A few weeks later in the correspondence, Kiira responded to a question from Cheryl about what it was like to be in the Hopkins gender system. (Cheryl had been treated by descendants of Money’s model, not by Money himself.) Kiira answered:

The hardest question you’ve asked me though is what it was like being Dr. Money’s patient. I think I am so confused and twisted by my experience at the PRU that I’m not ready or proficient to say anything sensible. He seemed so understanding at times, this powerful man who seemed like he wanted to help, and then the same day something would happen to me at the PRU which he ran which would humiliate and embarrass me so much I can barely think clearly of it. All I could say for certain is that something was wrong there, something I’m not sure what, was wrong with him. The PRU was an unhealthy place, a place with some kind of sickness as part of its nature.

As it turned out, long before John Colapinto exposed what happened to David Reimer (known as “John/Joan”) at the Hopkins clinic of John Money, Kiira publicly exposed in powerful prose what had happened there to her (and others like her), through her autobiographical essay, “Power, Orgasm, and the Psychohormonal Research Unit.” This piece was published originally in 1997 in a special issue of the journal Chrysalis, a volume made possible through the kind support of Chrysalis editor Dallas Denny and the editing efforts of Martha Coventry and Cheryl Chase. In that volume, Kiira also used her comedic talents to contribute a satirical send-up of the Hopkins approach to intersex. (The satire was so well written that at least one academic article cited it as a real primary source!)

Kiira is perhaps most famous for designing the Phall-O-Meter, a brilliant little activist tool based on an idea by Suzanne Kessler. The Phall-O-Meter (printed on laminated paper in actual size) allowed us intersex activists to quickly explain to people what we were talking about and why the existing system of “treatment” for intersex was pretty crazy. Because it also had a sense of humor built in, the Phall-O-Meter utterly disarmed people–even surgeons. The Phall-O-Meter is so historically important that copies of it are now held in the Smithsonian Institution collection on the history of intersex activism, a collection being curated by Katherine Ott.

As I understand it, some of the online misrepresentations about Kiira claim she does not have the intersex and intersex activist history she has said she does. (I say “as I understand it” because I don’t bother to read sites that consist of fiction representing as fact.) This is completely absurd. Not only do historical records (including ISNA’s own archives, now housed at the Kinsey Institute) confirm Kiira’s history, a few years ago a clinician associated with John Money and the Hopkins gender clinic confirmed for me Kiira’s medical history as an intersex patient at the PRU. (He didn’t do it on purpose, since it violated patient confidentiality, but he confirmed her diagnosis and status as a patient there anyway, during a discussion on another topic.) To state the obvious, one shouldn’t believe everything one reads on the Web. Look at the evidence, and consider the trustworthiness of the source.

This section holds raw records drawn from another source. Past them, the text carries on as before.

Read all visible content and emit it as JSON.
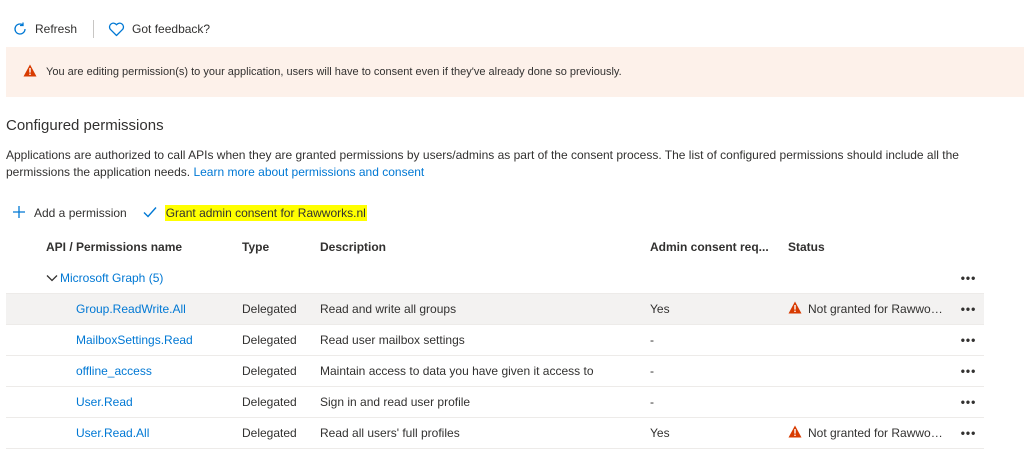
{
  "toolbar": {
    "refresh_label": "Refresh",
    "feedback_label": "Got feedback?"
  },
  "banner": {
    "text": "You are editing permission(s) to your application, users will have to consent even if they've already done so previously."
  },
  "section": {
    "title": "Configured permissions",
    "description": "Applications are authorized to call APIs when they are granted permissions by users/admins as part of the consent process. The list of configured permissions should include all the permissions the application needs.",
    "learn_more": "Learn more about permissions and consent"
  },
  "actions": {
    "add_permission": "Add a permission",
    "grant_consent": "Grant admin consent for Rawworks.nl"
  },
  "table": {
    "headers": {
      "api": "API / Permissions name",
      "type": "Type",
      "description": "Description",
      "admin": "Admin consent req...",
      "status": "Status"
    },
    "group": "Microsoft Graph (5)",
    "more": "•••",
    "rows": [
      {
        "name": "Group.ReadWrite.All",
        "type": "Delegated",
        "description": "Read and write all groups",
        "admin": "Yes",
        "status": "Not granted for Rawwor..."
      },
      {
        "name": "MailboxSettings.Read",
        "type": "Delegated",
        "description": "Read user mailbox settings",
        "admin": "-",
        "status": ""
      },
      {
        "name": "offline_access",
        "type": "Delegated",
        "description": "Maintain access to data you have given it access to",
        "admin": "-",
        "status": ""
      },
      {
        "name": "User.Read",
        "type": "Delegated",
        "description": "Sign in and read user profile",
        "admin": "-",
        "status": ""
      },
      {
        "name": "User.Read.All",
        "type": "Delegated",
        "description": "Read all users' full profiles",
        "admin": "Yes",
        "status": "Not granted for Rawwor..."
      }
    ]
  },
  "colors": {
    "accent": "#0078d4",
    "warning": "#d83b01",
    "warning_bg": "#fdf1ea",
    "highlight": "#ffff00"
  }
}
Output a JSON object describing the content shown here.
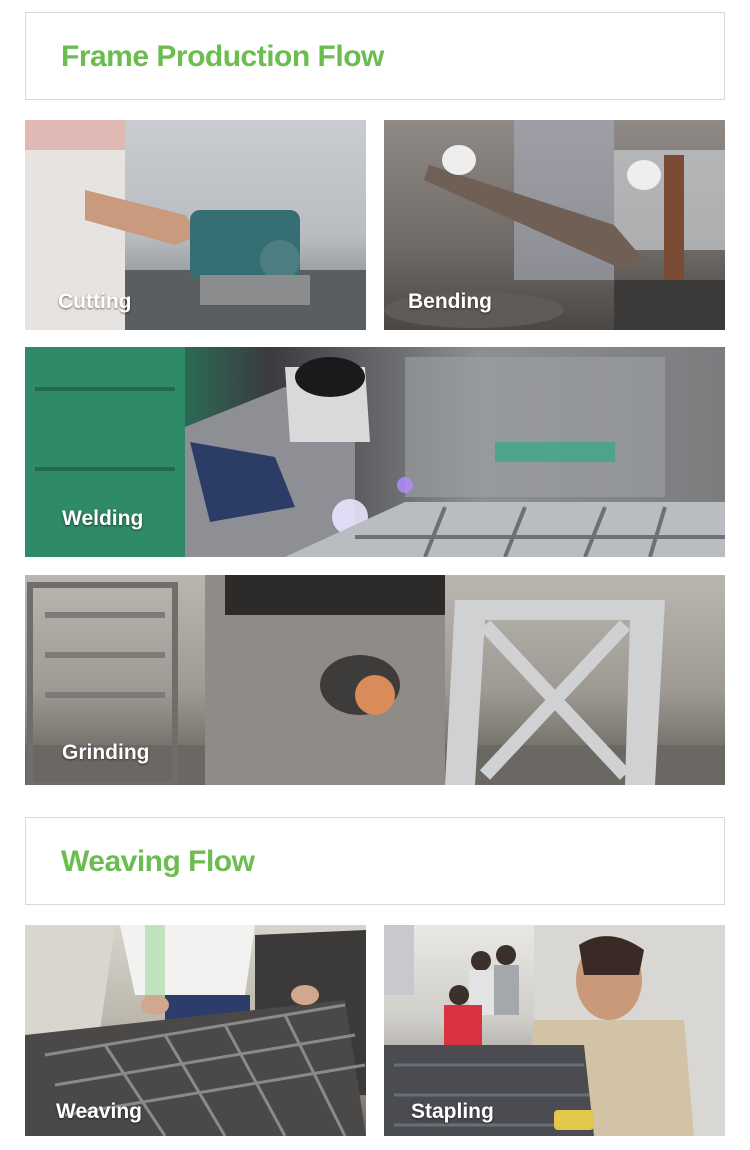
{
  "frame_section": {
    "title": "Frame Production Flow",
    "photos": [
      {
        "caption": "Cutting"
      },
      {
        "caption": "Bending"
      },
      {
        "caption": "Welding"
      },
      {
        "caption": "Grinding"
      }
    ]
  },
  "weaving_section": {
    "title": "Weaving Flow",
    "photos": [
      {
        "caption": "Weaving"
      },
      {
        "caption": "Stapling"
      }
    ]
  },
  "colors": {
    "accent": "#6cbd4f",
    "border": "#d9d9d9",
    "caption": "#ffffff"
  }
}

Finally, I don’t mean to imply with this post that there are not other people (including many with intersex) who were critical to the early history of the intersex rights movement and whose histories have also been obscured or muddied by the way media (including the internet) works. To name just a few more examples of people whose critical contributions to the early intersex rights movement have been largely ignored by overly simplistic stories about the intersex rights movement: Max and Tamara BeckMorgan HolmesSherri Groveman MorrisDavid Iris Cameron StrachanMani MitchellAngela Moreno LippertDavid Vandertie, and Hida Viloria.  But there are many others.

This was originally published February 12, 2008. Kiira died in 2012. My remembrance is here.